- **WHAT THIS TASK INVOLVES**:
How many lines of the data contain the word "wheel"? Give only that number.

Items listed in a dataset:

****************

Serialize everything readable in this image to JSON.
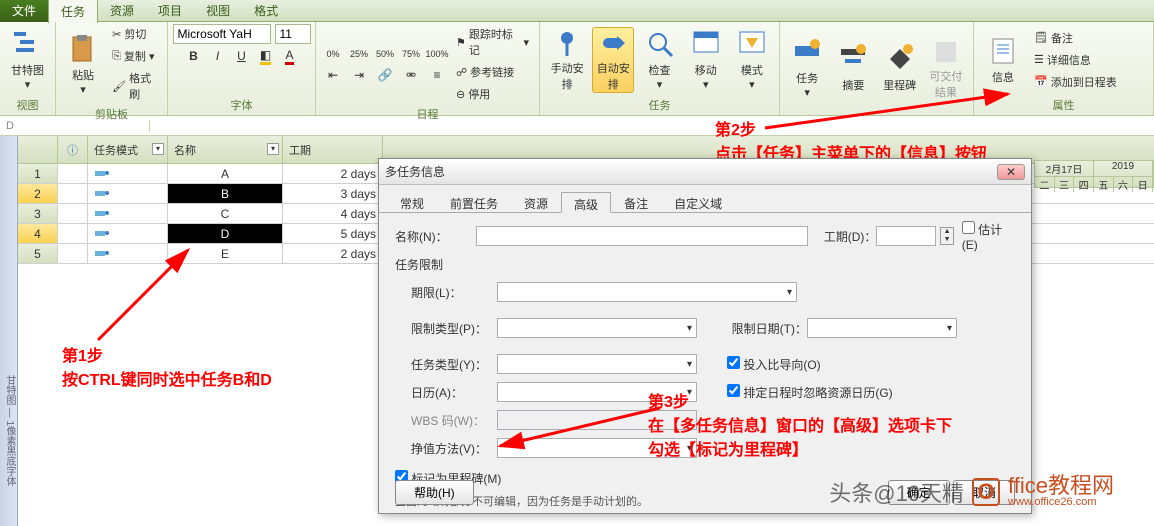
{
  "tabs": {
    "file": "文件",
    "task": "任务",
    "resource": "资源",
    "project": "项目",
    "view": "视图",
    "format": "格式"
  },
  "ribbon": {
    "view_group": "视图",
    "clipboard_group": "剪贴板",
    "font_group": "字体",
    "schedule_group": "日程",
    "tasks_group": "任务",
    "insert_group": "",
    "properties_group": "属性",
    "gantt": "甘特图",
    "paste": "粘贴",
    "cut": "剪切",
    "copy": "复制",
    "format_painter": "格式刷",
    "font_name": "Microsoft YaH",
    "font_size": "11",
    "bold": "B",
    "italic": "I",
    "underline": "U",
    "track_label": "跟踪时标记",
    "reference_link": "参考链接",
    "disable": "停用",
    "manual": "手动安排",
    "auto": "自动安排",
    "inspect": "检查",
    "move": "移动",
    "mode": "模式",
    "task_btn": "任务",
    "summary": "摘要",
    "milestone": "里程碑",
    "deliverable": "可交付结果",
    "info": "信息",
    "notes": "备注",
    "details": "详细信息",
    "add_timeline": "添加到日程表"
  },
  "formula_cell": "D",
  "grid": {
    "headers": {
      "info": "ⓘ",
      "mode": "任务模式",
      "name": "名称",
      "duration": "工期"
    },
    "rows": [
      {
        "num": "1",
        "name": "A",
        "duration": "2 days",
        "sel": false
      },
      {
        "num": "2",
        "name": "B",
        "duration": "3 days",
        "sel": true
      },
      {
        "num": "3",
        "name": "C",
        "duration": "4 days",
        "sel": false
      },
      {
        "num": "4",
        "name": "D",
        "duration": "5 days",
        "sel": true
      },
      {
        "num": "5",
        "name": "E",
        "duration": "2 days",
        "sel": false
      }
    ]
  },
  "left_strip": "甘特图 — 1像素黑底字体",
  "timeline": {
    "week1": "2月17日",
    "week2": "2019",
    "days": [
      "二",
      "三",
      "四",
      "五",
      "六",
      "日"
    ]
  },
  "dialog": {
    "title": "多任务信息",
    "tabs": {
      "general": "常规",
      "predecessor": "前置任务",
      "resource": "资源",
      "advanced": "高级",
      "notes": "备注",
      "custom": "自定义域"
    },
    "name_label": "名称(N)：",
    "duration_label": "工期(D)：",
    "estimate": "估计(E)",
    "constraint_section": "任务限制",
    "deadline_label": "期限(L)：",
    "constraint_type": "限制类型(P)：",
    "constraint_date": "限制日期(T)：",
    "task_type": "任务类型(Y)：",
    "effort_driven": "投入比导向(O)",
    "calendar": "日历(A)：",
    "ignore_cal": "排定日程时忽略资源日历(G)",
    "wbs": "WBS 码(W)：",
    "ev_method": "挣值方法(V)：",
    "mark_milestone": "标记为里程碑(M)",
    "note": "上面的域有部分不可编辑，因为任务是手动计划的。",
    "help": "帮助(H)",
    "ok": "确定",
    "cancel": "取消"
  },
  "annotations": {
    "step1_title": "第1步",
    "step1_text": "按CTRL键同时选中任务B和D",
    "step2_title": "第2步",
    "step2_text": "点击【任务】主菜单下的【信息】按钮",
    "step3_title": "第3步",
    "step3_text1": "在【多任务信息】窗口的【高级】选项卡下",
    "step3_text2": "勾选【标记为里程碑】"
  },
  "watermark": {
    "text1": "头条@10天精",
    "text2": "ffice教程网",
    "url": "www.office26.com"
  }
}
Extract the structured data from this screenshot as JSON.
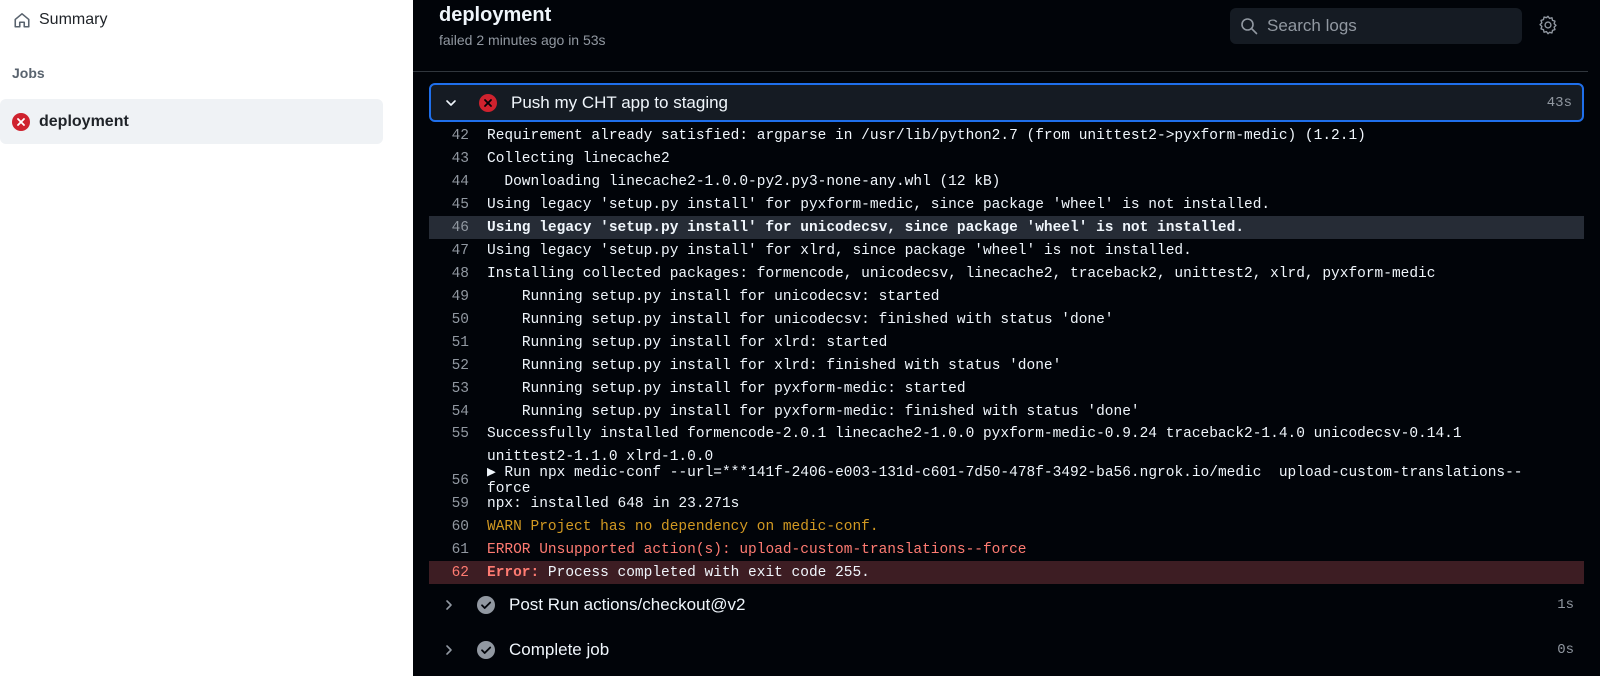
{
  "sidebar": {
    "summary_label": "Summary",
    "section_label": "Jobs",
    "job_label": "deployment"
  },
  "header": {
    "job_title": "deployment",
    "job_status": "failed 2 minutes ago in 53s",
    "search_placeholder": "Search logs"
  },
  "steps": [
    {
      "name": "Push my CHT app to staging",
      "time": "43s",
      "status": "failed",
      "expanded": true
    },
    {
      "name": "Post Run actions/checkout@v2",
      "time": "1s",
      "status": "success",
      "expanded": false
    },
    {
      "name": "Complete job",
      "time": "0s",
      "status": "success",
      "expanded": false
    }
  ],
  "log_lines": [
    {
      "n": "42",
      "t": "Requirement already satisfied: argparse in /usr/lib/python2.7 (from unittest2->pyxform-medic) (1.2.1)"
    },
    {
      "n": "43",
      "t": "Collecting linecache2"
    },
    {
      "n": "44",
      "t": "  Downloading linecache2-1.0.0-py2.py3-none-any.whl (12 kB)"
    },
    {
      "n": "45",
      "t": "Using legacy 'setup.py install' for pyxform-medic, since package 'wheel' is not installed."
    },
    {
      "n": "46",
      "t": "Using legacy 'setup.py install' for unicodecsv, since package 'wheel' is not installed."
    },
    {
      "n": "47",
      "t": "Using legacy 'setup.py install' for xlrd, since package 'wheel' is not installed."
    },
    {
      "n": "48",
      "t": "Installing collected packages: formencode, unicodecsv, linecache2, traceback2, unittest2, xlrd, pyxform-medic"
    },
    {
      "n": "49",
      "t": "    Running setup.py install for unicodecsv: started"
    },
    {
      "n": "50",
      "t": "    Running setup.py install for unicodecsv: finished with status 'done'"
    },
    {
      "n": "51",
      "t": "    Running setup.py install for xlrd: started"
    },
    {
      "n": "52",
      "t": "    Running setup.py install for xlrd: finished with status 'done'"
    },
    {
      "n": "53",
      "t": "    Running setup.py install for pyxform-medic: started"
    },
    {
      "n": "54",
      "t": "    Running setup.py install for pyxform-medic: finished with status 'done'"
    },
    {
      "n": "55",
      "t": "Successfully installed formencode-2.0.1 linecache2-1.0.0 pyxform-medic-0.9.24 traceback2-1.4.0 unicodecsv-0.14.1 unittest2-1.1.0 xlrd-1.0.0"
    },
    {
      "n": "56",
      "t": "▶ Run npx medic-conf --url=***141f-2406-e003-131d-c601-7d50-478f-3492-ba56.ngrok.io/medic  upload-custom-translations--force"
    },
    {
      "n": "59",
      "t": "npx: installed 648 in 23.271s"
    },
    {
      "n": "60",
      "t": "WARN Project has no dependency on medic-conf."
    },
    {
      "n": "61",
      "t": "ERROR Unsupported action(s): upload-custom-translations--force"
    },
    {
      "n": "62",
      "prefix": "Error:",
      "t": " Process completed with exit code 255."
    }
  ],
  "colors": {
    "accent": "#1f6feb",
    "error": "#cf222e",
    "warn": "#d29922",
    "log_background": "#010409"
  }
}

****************

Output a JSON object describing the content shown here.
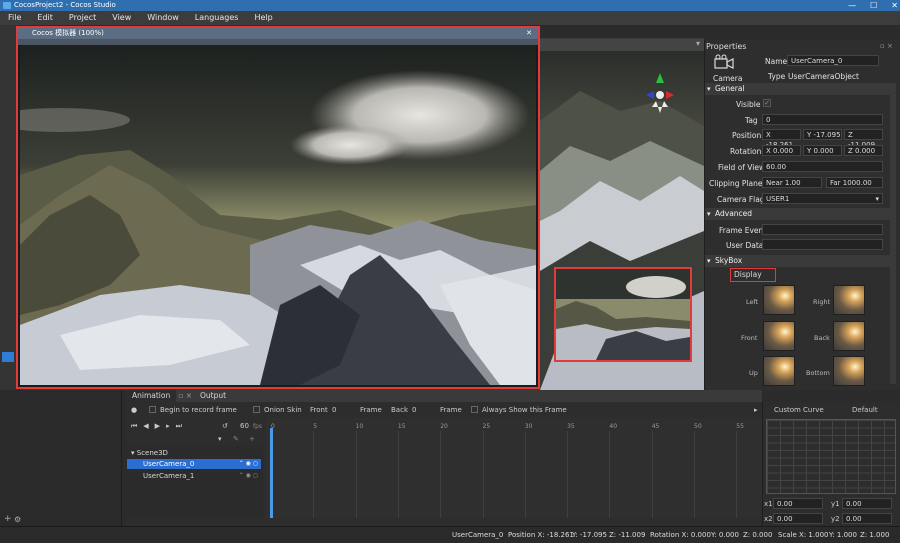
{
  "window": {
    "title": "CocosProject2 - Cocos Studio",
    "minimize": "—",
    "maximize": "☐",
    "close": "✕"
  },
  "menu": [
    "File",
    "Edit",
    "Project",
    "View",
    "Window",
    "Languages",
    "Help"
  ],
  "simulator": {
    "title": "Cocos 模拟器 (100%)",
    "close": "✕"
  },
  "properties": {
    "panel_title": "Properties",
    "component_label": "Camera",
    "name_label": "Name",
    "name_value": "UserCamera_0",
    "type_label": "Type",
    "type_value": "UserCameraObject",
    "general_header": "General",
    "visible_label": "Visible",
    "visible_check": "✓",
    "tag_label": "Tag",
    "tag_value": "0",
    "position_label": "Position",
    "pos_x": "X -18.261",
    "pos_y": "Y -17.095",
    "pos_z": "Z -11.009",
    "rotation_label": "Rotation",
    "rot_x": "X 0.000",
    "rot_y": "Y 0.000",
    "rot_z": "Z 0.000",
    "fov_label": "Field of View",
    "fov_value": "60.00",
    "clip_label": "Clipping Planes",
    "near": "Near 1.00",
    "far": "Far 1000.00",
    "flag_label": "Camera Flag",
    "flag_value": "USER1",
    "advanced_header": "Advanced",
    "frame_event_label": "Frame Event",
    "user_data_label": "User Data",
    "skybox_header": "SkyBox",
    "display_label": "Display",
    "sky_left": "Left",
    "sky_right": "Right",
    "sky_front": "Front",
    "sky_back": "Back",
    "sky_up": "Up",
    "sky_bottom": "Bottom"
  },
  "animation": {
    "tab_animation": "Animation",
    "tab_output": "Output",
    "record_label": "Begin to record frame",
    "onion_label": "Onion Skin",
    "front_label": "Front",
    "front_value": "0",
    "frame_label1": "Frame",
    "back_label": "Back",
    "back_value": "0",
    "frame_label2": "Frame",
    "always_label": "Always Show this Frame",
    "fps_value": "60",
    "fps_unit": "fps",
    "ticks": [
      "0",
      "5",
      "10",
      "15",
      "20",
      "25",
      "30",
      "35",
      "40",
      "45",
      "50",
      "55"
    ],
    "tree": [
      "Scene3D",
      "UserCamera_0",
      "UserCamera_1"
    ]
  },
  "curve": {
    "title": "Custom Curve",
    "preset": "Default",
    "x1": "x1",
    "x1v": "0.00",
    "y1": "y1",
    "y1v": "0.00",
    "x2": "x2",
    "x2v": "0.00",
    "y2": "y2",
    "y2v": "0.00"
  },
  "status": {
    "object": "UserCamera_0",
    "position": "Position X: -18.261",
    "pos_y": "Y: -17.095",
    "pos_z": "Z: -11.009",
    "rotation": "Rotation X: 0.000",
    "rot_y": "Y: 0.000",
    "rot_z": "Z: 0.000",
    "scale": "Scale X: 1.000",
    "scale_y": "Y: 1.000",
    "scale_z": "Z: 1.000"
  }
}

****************

- **OUTPUT BELOW**:
3